Age-related Differences and Similarities in Dual-Task Interference
Cognitive Psychology | Psychology | Social and Behavioral Sciences
Differences between younger adults (mean age, 20.7 years) and older adults (mean age, 72.7 years) in dual-task performance were examined in 7 experiments in which the overlap between 2 simple tasks was systematically varied. The results were better fit by a task-switching model in which age was assumed to produce generalized slowing than by a shared-capacity model in which age was assumed to reduce processing resources. The functional architecture of task processing appears the same in younger and older adults. There was no evidence for a specific impairment in the ability of older adults to manage simultaneous tasks. There was evidence for both input and output interference, which may be greater in older adults.
© 1999 American Psychological Association
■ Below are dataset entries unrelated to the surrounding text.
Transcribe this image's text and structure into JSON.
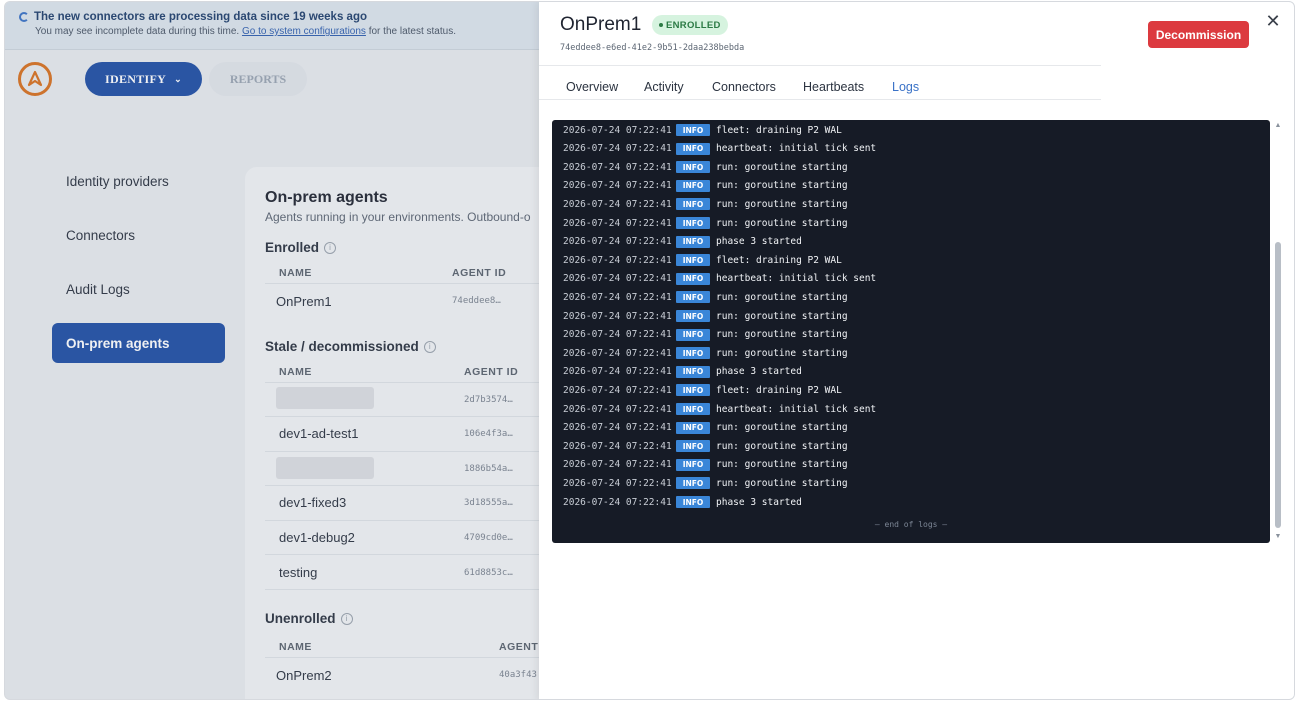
{
  "banner": {
    "title": "The new connectors are processing data since 19 weeks ago",
    "text_before": "You may see incomplete data during this time.",
    "link": "Go to system configurations",
    "text_after": "for the latest status."
  },
  "appbar": {
    "identify_label": "IDENTIFY",
    "reports_label": "REPORTS"
  },
  "sidenav": {
    "items": [
      {
        "label": "Identity providers"
      },
      {
        "label": "Connectors"
      },
      {
        "label": "Audit Logs"
      },
      {
        "label": "On-prem agents"
      }
    ],
    "active_index": 3
  },
  "content": {
    "title": "On-prem agents",
    "subtitle": "Agents running in your environments. Outbound-o",
    "enrolled": {
      "heading": "Enrolled",
      "col_name": "NAME",
      "col_id": "AGENT ID",
      "rows": [
        {
          "name": "OnPrem1",
          "id": "74eddee8…"
        }
      ]
    },
    "stale": {
      "heading": "Stale / decommissioned",
      "col_name": "NAME",
      "col_id": "AGENT ID",
      "rows": [
        {
          "name": "",
          "id": "2d7b3574…"
        },
        {
          "name": "dev1-ad-test1",
          "id": "106e4f3a…"
        },
        {
          "name": "",
          "id": "1886b54a…"
        },
        {
          "name": "dev1-fixed3",
          "id": "3d18555a…"
        },
        {
          "name": "dev1-debug2",
          "id": "4709cd0e…"
        },
        {
          "name": "testing",
          "id": "61d8853c…"
        }
      ]
    },
    "unenrolled": {
      "heading": "Unenrolled",
      "col_name": "NAME",
      "col_id": "AGENT",
      "rows": [
        {
          "name": "OnPrem2",
          "id": "40a3f43"
        }
      ]
    }
  },
  "drawer": {
    "title": "OnPrem1",
    "badge": "ENROLLED",
    "agent_id": "74eddee8-e6ed-41e2-9b51-2daa238bebda",
    "decommission_label": "Decommission",
    "close_glyph": "✕",
    "tabs": [
      "Overview",
      "Activity",
      "Connectors",
      "Heartbeats",
      "Logs"
    ],
    "active_tab": "Logs",
    "logs": [
      {
        "ts": "2026-07-24 07:22:41",
        "level": "INFO",
        "msg": "fleet: draining P2 WAL"
      },
      {
        "ts": "2026-07-24 07:22:41",
        "level": "INFO",
        "msg": "heartbeat: initial tick sent"
      },
      {
        "ts": "2026-07-24 07:22:41",
        "level": "INFO",
        "msg": "run: goroutine starting"
      },
      {
        "ts": "2026-07-24 07:22:41",
        "level": "INFO",
        "msg": "run: goroutine starting"
      },
      {
        "ts": "2026-07-24 07:22:41",
        "level": "INFO",
        "msg": "run: goroutine starting"
      },
      {
        "ts": "2026-07-24 07:22:41",
        "level": "INFO",
        "msg": "run: goroutine starting"
      },
      {
        "ts": "2026-07-24 07:22:41",
        "level": "INFO",
        "msg": "phase 3 started"
      },
      {
        "ts": "2026-07-24 07:22:41",
        "level": "INFO",
        "msg": "fleet: draining P2 WAL"
      },
      {
        "ts": "2026-07-24 07:22:41",
        "level": "INFO",
        "msg": "heartbeat: initial tick sent"
      },
      {
        "ts": "2026-07-24 07:22:41",
        "level": "INFO",
        "msg": "run: goroutine starting"
      },
      {
        "ts": "2026-07-24 07:22:41",
        "level": "INFO",
        "msg": "run: goroutine starting"
      },
      {
        "ts": "2026-07-24 07:22:41",
        "level": "INFO",
        "msg": "run: goroutine starting"
      },
      {
        "ts": "2026-07-24 07:22:41",
        "level": "INFO",
        "msg": "run: goroutine starting"
      },
      {
        "ts": "2026-07-24 07:22:41",
        "level": "INFO",
        "msg": "phase 3 started"
      },
      {
        "ts": "2026-07-24 07:22:41",
        "level": "INFO",
        "msg": "fleet: draining P2 WAL"
      },
      {
        "ts": "2026-07-24 07:22:41",
        "level": "INFO",
        "msg": "heartbeat: initial tick sent"
      },
      {
        "ts": "2026-07-24 07:22:41",
        "level": "INFO",
        "msg": "run: goroutine starting"
      },
      {
        "ts": "2026-07-24 07:22:41",
        "level": "INFO",
        "msg": "run: goroutine starting"
      },
      {
        "ts": "2026-07-24 07:22:41",
        "level": "INFO",
        "msg": "run: goroutine starting"
      },
      {
        "ts": "2026-07-24 07:22:41",
        "level": "INFO",
        "msg": "run: goroutine starting"
      },
      {
        "ts": "2026-07-24 07:22:41",
        "level": "INFO",
        "msg": "phase 3 started"
      }
    ],
    "end_of_logs": "— end of logs —"
  },
  "colors": {
    "primary": "#1f4fa6",
    "danger": "#dc3a3f",
    "log_bg": "#161b26",
    "info_badge": "#3a86d8",
    "enrolled_badge_bg": "#d6f3df",
    "logo_orange": "#d9711f"
  }
}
Hartley, A. A., & Little, D. M. (1999). Age-related differences and similarities in dual-task interference. Journal of Experimental Psychology: General, 128, 416-449. doi: 10.1037/0096-34188.8.131.526